Between my runs, I looked at the results board and saw that I was the only driver entered in H Stock. Woo-hoo! My first victory was assured!
After my run group, it was time to work. Given the vast size of the course, it took a while to get the workers into position. Most were distributed from the bed of a pickup truck, but my post was near the start/finish line, so I could walk. Fortunately, nothing too exciting transpired where I was working, so I was able to watch and learn from the drivers. In particular, it was clear that most of them were fooled into driving conservatively through the first sequence, which can actually be taken quite fast.
As I finished my work shift, it was announced that fun runs would commence after the third run group. Gina and I made a quick trip back to Lone Pine for some lunch, and returned to the airstrip in plenty of time. By the time we got back, the winds had picked up, a common occurrence in the Owens Valley. While it had little effect on the racing, it was bothersome in the pits. Because the surface was very hard on tires, and most people were driving again the next day, few drivers wanted to do fun runs. In fact, the organizers were afraid that there wouldn't be enough workers (8 in each of two shifts) to cover the course. But there were just enough, thanks to some volunteers, and I was able to do 5 fun runs with no waiting between runs. Gina rode along for the first 4, her first autocross experience beyond the sidelines. No spins, but my times were in the low 160's, kind of disappointing given my 156 on my first run of the day. But I finished the day with 9 runs (20 miles!) under my belt, which was great.
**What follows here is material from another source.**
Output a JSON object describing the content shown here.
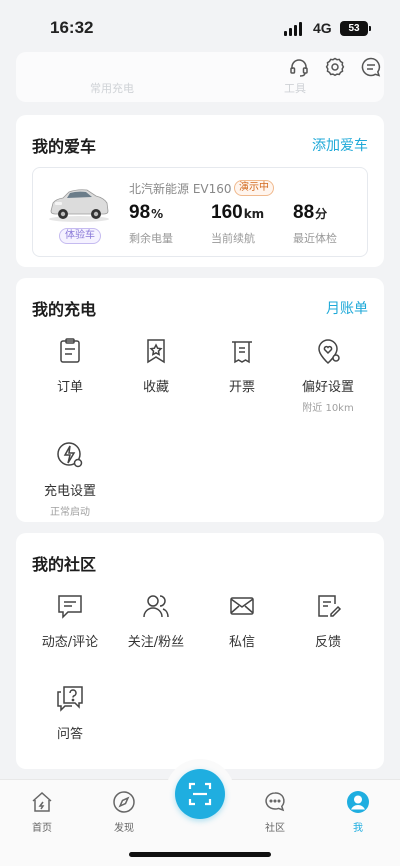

After the fun runs and associated work shift, Gina and I packed up and headed back to town to await the dinner and banquet that evening. Unfortunately, since we didn't have a room in Lone Pine, we couldn't shower or change before dinner. The SCNAX folks we dined with were kind enough not to call attention to our hygiene. The dinner had to be moved at the last minute because we were locked out of the intended facility, but the organizers did a great job of securing an alternate room at the Bonanza restaurant.
Unfortunately, I didn't receive my anticipated trophy; their policy is not to give trophies in classes with fewer than three drivers. If this policy had been announced earlier, I might have tried to be re-classified in, say, an indexed stock tire class. On the bright side, there were lots of door prizes, and I won 8 quarts of Valvoline motor oil. It was even the proper weight for my car and had the latest API certification!
The Time Trials included an interesting "Beater Class," which was limited to cars valued under $500. It's reminiscent of the Grassroots Motorsports $2002 Challenge. My pride was saved, because I managed to beat all but one of the beaters by at least a few seconds! Given that I previously edged a stock 1962 Cadillac 6-Window by a mere 0.1 second, I think I'm getting somewhere. Also, my times were consistent with the middle of the SK2 pack.
In all, the high speeds and slick surface of the Lone Pine Time Trials were a fun departure from conventional autocrosses, and I hope to return next year. Between the tire-shredding surface and the remote location, though, I'm not sure I'd want to do it more than once per year! I didn't have time for many of the social aspects of the Time Trials, which seem to be a key feature and something to keep in mind for 2003.